== Dataset rows for apps and sites ==

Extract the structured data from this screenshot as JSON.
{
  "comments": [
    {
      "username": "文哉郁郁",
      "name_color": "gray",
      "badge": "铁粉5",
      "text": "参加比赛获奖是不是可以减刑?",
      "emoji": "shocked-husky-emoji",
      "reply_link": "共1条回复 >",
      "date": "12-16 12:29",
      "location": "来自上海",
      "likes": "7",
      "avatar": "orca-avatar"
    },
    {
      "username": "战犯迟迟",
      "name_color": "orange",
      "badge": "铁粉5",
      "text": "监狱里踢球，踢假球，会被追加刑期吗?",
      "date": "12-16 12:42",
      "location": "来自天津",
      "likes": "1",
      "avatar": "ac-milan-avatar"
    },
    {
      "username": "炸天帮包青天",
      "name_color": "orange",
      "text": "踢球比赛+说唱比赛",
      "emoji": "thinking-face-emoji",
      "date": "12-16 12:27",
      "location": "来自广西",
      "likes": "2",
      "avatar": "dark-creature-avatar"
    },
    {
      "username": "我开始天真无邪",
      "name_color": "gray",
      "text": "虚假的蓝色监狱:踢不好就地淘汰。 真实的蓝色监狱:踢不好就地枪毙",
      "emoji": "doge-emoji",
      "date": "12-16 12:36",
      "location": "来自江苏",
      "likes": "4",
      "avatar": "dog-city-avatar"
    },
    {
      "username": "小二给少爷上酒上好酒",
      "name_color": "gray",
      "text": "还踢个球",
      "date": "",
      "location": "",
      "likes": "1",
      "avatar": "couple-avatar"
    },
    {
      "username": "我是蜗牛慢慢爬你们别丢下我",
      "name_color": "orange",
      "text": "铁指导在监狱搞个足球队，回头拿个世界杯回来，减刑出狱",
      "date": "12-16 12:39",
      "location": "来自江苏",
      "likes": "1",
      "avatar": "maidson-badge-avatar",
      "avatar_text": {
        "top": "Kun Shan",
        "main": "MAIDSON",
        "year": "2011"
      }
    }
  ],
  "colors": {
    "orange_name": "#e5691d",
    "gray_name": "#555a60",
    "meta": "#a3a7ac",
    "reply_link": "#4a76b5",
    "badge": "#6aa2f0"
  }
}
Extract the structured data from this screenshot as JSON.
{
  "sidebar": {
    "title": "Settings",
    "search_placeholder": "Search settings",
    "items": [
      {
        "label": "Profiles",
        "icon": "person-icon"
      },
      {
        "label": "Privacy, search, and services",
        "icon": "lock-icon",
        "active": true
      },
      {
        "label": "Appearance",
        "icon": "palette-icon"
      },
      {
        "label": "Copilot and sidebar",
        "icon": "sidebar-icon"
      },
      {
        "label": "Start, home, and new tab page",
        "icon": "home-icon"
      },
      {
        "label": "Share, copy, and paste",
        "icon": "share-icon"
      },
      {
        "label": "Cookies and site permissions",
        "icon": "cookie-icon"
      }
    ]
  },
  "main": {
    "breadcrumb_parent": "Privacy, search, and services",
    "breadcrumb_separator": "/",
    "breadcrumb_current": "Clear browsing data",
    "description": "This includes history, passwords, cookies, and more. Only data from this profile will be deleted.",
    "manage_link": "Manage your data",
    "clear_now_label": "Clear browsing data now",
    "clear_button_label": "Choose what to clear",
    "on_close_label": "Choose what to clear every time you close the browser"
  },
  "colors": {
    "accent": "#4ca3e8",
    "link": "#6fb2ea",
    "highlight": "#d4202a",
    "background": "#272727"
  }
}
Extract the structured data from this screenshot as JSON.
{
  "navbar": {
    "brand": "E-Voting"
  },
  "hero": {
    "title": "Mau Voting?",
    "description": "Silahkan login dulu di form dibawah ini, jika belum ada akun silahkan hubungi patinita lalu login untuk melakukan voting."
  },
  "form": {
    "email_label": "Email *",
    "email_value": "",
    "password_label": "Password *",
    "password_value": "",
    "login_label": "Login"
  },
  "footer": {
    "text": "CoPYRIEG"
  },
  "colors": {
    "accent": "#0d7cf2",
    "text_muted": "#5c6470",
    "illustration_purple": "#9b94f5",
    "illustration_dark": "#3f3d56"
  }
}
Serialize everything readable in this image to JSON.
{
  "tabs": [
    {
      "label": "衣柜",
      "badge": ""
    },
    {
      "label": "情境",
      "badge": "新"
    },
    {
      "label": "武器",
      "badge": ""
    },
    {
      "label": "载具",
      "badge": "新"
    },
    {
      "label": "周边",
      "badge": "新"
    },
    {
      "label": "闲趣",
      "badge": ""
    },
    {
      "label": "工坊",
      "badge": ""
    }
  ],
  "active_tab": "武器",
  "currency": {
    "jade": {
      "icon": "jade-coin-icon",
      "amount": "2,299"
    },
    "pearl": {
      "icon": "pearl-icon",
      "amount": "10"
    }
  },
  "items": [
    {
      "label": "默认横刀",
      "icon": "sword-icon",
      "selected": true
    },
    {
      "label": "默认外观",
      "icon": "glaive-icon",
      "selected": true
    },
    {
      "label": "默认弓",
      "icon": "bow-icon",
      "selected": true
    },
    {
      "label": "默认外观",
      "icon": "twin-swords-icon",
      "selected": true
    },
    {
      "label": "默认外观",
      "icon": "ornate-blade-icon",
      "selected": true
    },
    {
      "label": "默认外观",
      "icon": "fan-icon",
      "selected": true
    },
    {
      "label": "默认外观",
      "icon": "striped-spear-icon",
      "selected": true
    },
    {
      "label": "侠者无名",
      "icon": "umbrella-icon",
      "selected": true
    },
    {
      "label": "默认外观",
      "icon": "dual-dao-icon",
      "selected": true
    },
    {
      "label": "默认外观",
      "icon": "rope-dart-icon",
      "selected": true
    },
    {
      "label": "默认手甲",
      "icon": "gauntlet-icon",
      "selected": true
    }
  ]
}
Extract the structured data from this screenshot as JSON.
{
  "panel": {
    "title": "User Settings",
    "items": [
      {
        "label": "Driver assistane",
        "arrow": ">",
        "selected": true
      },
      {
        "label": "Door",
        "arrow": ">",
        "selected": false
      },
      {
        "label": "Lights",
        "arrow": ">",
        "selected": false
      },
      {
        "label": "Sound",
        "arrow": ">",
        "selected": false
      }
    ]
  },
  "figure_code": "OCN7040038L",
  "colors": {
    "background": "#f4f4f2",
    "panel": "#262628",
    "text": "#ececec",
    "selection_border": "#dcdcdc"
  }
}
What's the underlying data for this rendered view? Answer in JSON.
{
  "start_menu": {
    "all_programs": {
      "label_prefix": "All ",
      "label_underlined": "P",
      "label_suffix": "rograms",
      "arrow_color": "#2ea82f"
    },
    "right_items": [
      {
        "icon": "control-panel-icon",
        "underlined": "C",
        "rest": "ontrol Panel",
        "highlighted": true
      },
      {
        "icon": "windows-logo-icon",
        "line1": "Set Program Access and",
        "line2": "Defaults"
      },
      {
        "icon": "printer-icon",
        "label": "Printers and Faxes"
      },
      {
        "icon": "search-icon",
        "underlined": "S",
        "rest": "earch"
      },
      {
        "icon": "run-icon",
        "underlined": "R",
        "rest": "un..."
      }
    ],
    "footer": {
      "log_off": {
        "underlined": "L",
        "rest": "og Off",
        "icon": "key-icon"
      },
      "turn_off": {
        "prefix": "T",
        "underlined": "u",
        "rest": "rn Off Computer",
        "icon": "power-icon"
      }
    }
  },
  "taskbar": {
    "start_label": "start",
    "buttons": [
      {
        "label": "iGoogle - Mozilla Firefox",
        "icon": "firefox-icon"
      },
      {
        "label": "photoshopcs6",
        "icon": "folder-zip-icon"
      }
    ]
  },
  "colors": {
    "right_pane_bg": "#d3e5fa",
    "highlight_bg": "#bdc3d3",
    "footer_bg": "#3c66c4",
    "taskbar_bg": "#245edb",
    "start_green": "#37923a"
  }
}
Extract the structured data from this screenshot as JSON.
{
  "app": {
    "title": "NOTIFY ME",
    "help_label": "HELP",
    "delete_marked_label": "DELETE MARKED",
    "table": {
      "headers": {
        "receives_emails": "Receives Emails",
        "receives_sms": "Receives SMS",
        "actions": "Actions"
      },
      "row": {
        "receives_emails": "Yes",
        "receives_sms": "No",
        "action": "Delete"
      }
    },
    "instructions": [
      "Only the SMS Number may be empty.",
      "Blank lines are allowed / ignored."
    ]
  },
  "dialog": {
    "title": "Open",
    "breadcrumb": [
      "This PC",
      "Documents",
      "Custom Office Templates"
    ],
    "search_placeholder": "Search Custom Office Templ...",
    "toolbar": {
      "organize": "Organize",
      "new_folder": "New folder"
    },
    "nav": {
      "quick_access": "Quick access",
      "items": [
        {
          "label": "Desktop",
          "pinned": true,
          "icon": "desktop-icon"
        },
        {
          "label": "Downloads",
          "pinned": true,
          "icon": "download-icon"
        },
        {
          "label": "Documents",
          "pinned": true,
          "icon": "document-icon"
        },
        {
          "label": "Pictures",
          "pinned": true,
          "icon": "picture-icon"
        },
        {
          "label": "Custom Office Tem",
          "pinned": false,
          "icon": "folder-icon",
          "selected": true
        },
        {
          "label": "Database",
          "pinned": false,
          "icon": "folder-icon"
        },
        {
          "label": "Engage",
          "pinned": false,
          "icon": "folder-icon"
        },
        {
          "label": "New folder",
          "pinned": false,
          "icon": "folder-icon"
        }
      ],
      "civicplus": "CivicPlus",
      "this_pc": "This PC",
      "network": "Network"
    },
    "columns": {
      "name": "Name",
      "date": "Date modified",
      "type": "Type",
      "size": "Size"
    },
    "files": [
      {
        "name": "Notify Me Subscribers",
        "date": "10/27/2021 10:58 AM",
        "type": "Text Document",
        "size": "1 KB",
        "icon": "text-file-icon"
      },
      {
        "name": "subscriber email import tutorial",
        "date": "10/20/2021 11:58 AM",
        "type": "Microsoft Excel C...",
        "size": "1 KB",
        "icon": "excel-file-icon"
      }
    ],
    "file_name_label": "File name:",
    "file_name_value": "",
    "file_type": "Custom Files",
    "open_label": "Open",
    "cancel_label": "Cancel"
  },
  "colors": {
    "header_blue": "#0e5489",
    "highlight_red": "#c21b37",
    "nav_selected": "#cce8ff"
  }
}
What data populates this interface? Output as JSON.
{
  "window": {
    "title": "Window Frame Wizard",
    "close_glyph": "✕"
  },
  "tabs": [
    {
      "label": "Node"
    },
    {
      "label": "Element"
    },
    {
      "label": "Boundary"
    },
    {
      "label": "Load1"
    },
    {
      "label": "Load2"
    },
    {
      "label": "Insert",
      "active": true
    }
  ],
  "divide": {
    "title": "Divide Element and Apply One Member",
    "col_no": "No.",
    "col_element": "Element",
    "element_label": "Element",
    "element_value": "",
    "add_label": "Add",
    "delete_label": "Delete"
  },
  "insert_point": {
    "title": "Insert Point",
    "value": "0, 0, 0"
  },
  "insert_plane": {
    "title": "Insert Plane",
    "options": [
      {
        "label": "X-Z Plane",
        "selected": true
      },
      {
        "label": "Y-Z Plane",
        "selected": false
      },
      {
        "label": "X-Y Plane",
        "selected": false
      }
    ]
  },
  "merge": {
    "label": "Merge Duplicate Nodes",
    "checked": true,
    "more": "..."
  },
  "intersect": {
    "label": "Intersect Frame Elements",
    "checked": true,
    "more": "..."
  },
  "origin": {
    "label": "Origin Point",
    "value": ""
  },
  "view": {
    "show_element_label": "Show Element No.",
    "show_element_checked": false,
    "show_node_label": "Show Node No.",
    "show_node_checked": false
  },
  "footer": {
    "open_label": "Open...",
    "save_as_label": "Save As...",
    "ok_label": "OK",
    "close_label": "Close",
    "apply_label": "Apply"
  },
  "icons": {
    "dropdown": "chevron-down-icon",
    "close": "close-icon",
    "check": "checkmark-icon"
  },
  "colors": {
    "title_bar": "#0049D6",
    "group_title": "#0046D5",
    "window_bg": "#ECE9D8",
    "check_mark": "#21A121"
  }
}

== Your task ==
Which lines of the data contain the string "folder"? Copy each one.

== Exercise result ==
        "icon": "folder-zip-icon"
      "new_folder": "New folder"
          "icon": "folder-icon",
          "icon": "folder-icon"
          "icon": "folder-icon"
          "label": "New folder",
          "icon": "folder-icon"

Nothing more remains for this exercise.